New York Times Portraits of Grief
Each night before bed, Chance Noonan jams his chubby 3-year-old feet into some tight sneakers and scampers outside his home in Rowayton, Conn., to "send a star up to Daddy."
The ceremony starts as his mother, Dana, hands him a sparkler. Picking out what he imagines is his father's star, Chance then whizzes around his yard like a comet, shouting "Yea, Daddy."
His father, Robert, 36, a broker for Cantor Fitzgerald on the 105th floor of 1 World Trade, never came home on Sept. 11. His wife and child have since gone through boxes of sparklers. "We haven't missed a night yet," said Mrs. Noonan.

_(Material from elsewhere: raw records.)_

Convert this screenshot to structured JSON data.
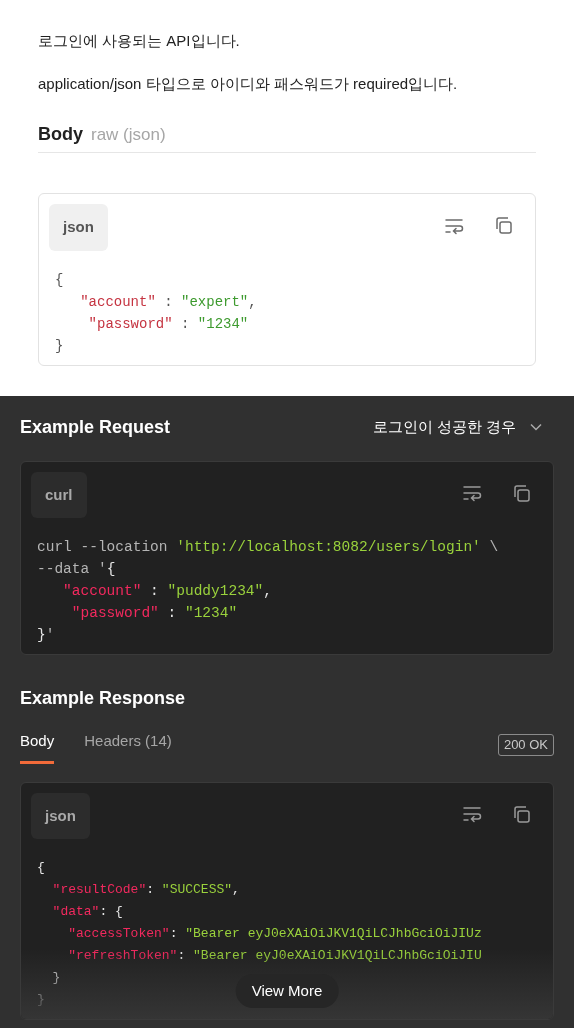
{
  "description": [
    "로그인에 사용되는 API입니다.",
    "application/json 타입으로 아이디와 패스워드가 required입니다."
  ],
  "body_section": {
    "title": "Body",
    "subtitle": "raw (json)",
    "code_block": {
      "language": "json",
      "lines": [
        [
          {
            "kind": "punct",
            "text": "{"
          }
        ],
        [
          {
            "kind": "key",
            "text": "   \"account\""
          },
          {
            "kind": "punct",
            "text": " : "
          },
          {
            "kind": "string",
            "text": "\"expert\""
          },
          {
            "kind": "punct",
            "text": ","
          }
        ],
        [
          {
            "kind": "key",
            "text": "    \"password\""
          },
          {
            "kind": "punct",
            "text": " : "
          },
          {
            "kind": "string",
            "text": "\"1234\""
          }
        ],
        [
          {
            "kind": "punct",
            "text": "}"
          }
        ]
      ]
    }
  },
  "example_request": {
    "title": "Example Request",
    "dropdown": "로그인이 성공한 경우",
    "code_block": {
      "language": "curl",
      "lines": [
        [
          {
            "kind": "plain",
            "text": "curl --location "
          },
          {
            "kind": "string",
            "text": "'http://localhost:8082/users/login'"
          },
          {
            "kind": "plain",
            "text": " \\"
          }
        ],
        [
          {
            "kind": "plain",
            "text": "--data '"
          },
          {
            "kind": "punct",
            "text": "{"
          }
        ],
        [
          {
            "kind": "key",
            "text": "   \"account\""
          },
          {
            "kind": "punct",
            "text": " : "
          },
          {
            "kind": "string",
            "text": "\"puddy1234\""
          },
          {
            "kind": "punct",
            "text": ","
          }
        ],
        [
          {
            "kind": "key",
            "text": "    \"password\""
          },
          {
            "kind": "punct",
            "text": " : "
          },
          {
            "kind": "string",
            "text": "\"1234\""
          }
        ],
        [
          {
            "kind": "punct",
            "text": "}"
          },
          {
            "kind": "plain",
            "text": "'"
          }
        ]
      ]
    }
  },
  "example_response": {
    "title": "Example Response",
    "tabs": [
      {
        "label": "Body",
        "selected": true
      },
      {
        "label": "Headers (14)",
        "selected": false
      }
    ],
    "status": "200 OK",
    "code_block": {
      "language": "json",
      "lines": [
        [
          {
            "kind": "punct",
            "text": "{"
          }
        ],
        [
          {
            "kind": "key",
            "text": "  \"resultCode\""
          },
          {
            "kind": "punct",
            "text": ": "
          },
          {
            "kind": "string",
            "text": "\"SUCCESS\""
          },
          {
            "kind": "punct",
            "text": ","
          }
        ],
        [
          {
            "kind": "key",
            "text": "  \"data\""
          },
          {
            "kind": "punct",
            "text": ": {"
          }
        ],
        [
          {
            "kind": "key",
            "text": "    \"accessToken\""
          },
          {
            "kind": "punct",
            "text": ": "
          },
          {
            "kind": "string",
            "text": "\"Bearer eyJ0eXAiOiJKV1QiLCJhbGciOiJIUz"
          }
        ],
        [
          {
            "kind": "key",
            "text": "    \"refreshToken\""
          },
          {
            "kind": "punct",
            "text": ": "
          },
          {
            "kind": "string",
            "text": "\"Bearer eyJ0eXAiOiJKV1QiLCJhbGciOiJIU"
          }
        ],
        [
          {
            "kind": "punct",
            "text": "  }"
          }
        ],
        [
          {
            "kind": "punct",
            "text": "}"
          }
        ]
      ]
    },
    "view_more": "View More"
  }
}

The ache is everywhere. There were 15 pictures of Robbie, as they called him, on the refrigerator alone. When Chance was born, it was his father who tended him at night, charting how much formula was consumed on his watch. When Chance grew, Mrs. Noonan slept in on Saturdays, while Mr. Noonan made the pancakes. And when Chance outgrew his sneakers this year, they put off buying a new pair because his father had wanted to help pick them out.
Mrs. Noonan lost her childhood sweetheart as well. When she first caught his eye at Greenwich High School in 1984, he had already been named Mr. May, and was pictured leaning against a goalpost in that year's "Men of Greenwich" calendar. Girls' schools as far away as Avon, Conn., had Robbie fan clubs. Dana McGowan, however, won the prize, and the two made a striking bride and groom, her in immaculate white, him in full Highlands regalia.